10 August 2017
‘Neither naïve or insensitive about unionist unease on Irish unity’ – Michelle O’Neill
Sinn Féin is committed to building on the reconciliation efforts of Martin McGuinness
MICHELLE O’NEILL has told a Féile an Phobail audience that she is committed to building on the reconciliation efforts of Martin McGuinness “but I am neither naïve or insensitive about unionist unease about Irish unity”.
The Sinn Féin leader in the North reminded people that the Good Friday Agreement guarantees the right of citizens in the North to hold both British and Irish citizenship.
“So constitutional change can be achieved without sacrificing identity or citizenship.”
She was speaking at Féile an Phobail’s ‘Imagining a New Ireland’ debate in St Mary’s College, west Belfast.
She said that her vision of a united Ireland is an inclusive and agreed Ireland, one in which all identities are respected and all rights are respected.

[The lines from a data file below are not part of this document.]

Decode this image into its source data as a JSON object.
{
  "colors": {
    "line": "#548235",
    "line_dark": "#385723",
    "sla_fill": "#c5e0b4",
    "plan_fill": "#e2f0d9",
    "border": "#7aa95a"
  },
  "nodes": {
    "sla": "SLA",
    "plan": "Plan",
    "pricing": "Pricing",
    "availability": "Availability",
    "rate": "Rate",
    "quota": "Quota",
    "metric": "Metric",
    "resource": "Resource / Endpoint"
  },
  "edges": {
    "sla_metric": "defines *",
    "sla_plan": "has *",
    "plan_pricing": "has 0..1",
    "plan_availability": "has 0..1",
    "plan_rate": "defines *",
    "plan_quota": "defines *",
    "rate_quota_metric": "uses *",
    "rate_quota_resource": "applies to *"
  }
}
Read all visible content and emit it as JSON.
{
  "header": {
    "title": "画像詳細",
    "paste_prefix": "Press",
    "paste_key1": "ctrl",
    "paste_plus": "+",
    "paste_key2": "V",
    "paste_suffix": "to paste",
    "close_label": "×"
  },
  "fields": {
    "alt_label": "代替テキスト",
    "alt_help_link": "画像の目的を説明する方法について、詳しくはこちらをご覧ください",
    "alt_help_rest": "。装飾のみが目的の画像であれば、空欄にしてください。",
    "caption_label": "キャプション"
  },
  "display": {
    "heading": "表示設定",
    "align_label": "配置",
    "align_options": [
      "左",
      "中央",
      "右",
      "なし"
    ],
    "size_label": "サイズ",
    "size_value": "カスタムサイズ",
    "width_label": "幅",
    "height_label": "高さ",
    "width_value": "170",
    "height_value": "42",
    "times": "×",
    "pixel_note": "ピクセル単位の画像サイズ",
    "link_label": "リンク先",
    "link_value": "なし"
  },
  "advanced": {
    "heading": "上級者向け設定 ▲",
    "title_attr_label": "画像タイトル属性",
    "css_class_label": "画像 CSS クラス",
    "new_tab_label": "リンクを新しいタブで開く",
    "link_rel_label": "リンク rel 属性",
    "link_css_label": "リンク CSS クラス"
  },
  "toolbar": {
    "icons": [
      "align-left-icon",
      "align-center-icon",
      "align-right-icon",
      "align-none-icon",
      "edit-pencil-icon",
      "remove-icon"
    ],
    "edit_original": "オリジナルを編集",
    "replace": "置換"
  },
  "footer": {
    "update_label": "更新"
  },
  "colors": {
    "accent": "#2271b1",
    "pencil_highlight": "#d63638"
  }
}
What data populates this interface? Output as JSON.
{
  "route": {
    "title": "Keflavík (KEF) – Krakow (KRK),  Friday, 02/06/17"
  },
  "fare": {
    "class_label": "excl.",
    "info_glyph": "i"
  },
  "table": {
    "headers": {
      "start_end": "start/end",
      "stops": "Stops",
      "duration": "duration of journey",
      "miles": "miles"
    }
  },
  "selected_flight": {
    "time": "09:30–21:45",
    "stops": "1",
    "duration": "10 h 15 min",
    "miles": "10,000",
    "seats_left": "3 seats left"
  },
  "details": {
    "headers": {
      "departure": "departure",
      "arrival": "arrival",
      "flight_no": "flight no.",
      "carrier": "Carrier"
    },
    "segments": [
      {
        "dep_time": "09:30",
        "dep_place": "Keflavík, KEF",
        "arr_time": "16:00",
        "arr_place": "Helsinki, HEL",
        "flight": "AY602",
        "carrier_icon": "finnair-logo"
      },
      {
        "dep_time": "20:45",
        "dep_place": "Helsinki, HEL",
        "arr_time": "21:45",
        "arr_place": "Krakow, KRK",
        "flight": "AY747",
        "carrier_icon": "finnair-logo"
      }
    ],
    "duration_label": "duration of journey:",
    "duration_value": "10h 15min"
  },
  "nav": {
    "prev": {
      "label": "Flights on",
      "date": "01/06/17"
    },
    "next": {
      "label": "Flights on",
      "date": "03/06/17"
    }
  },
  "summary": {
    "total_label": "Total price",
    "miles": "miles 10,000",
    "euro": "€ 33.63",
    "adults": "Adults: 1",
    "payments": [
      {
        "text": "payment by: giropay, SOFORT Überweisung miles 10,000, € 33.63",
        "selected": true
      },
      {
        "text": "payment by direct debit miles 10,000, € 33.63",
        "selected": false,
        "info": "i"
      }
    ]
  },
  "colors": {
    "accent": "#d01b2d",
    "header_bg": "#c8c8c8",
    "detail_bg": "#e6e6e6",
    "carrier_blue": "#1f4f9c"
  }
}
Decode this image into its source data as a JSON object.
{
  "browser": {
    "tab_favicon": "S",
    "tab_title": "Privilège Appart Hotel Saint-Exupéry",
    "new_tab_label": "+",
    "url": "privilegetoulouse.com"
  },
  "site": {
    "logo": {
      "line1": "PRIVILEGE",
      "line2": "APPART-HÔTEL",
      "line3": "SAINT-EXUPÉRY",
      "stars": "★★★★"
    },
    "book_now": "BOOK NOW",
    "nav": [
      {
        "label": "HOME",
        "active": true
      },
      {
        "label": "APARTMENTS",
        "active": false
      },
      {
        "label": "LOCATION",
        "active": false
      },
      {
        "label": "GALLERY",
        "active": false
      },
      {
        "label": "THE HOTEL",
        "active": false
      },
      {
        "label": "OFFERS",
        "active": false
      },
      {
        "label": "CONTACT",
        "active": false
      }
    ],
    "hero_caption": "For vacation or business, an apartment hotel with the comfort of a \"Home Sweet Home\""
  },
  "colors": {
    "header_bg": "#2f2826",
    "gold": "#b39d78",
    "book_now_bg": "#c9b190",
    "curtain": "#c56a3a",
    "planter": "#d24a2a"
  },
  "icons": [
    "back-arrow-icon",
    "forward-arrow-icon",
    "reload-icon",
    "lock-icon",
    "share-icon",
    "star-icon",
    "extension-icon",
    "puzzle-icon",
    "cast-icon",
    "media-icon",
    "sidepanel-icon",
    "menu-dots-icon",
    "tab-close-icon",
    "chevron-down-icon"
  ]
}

“I want to see an Ireland that is defined by hope, and prosperity and opportunity for all citizens irrespective of their age, religion, cultural identity, political affiliation, ethnic origin or sexuality.
“But I am neither naïve or insensitive about unionist unease regarding Irish unity.”
She said she sees her role as a Sinn Féin leader to promote the merits, political, economic and social of a new, agreed and united Ireland.
“I am committed to building on the reconciliation efforts of Martin McGuinness.
“The Good Friday Agreement guarantees the right of citizens in the north to hold both British and Irish citizenship.
“So constitutional change can be achieved without sacrificing identity or citizenship.
“For me, upholding, protecting and respecting the rights of all citizens must define a new, agreed and united Ireland.
“That means upholding the rights of citizens to be British and unionist.”
Michelle O’Neill said partition has failed and the Tory Government’s Brexit agenda has brought the prospect of Irish unity into sharper focus.
“Now is the time to talk about Irish unity,” she insisted.
“Partition has failed but some argue the time is not right to talk about unity. I say to them now is the time. Now is the time to plan for unity, to build support for unity, to challenge division and build an Ireland for all.”
The prospect of a Tory Brexit has brought the debate on partition and the prospect of Irish unity into sharper focus, the Mid Ulster Assembly member said.
“The Brexit referendum result has swept away many of the previous political assumptions about the constitutional, political and economic status quo of the North.
“Brexit undermines the constitutional, institutional and political framework of the Good Friday Agreement.”
She said that Sinn Féin is arguing the case for the North to be ‘Designated Special Status Within the EU’ and special provisions to allow the North to seamlessly resume full status within the EU in the aftermath of a successful Irish unity referendum.”
Michelle O’Neill said there is an onus on the Irish Government to prepare for Irish unity and it is clear that a united Ireland will have positive economic benefits for the island as a whole.
Dr Kurt Hübner (Professor of European Studies and the Jean Monnet Chair at the Institute for European Studies at the University of British Columbia in Canada) has argued that unification would result in a sizeable economic boost in all-island GDP of €36.5billion over eight years.
“So now is the time for the Irish Government to become a persuader for Irish unity,” the Sinn Féin figure said.
Political leaders in Dublin should begin preparations for Irish unity and develop an all-party group to bring forward a Green Paper for Unity along with a ‘United Ireland Investment and Prosperity Plan’.
Follow us on Facebook
An Phoblacht on Twitter
Premium Online Service For Only €10 Per Year
For less than €1 a month, you get An Phoblacht’s Premium Online Service. Sign up today!
- Full access to all An Phoblacht articles
- Interactive online PDF Booklet of each edition
- Access to our historic Archives
- Discounts for the Online Sinn Féin Shop
An initiative for dialogue
— — — — — — —
Contributions from key figures in the churches, academia and wider civic society as well as senior republican figures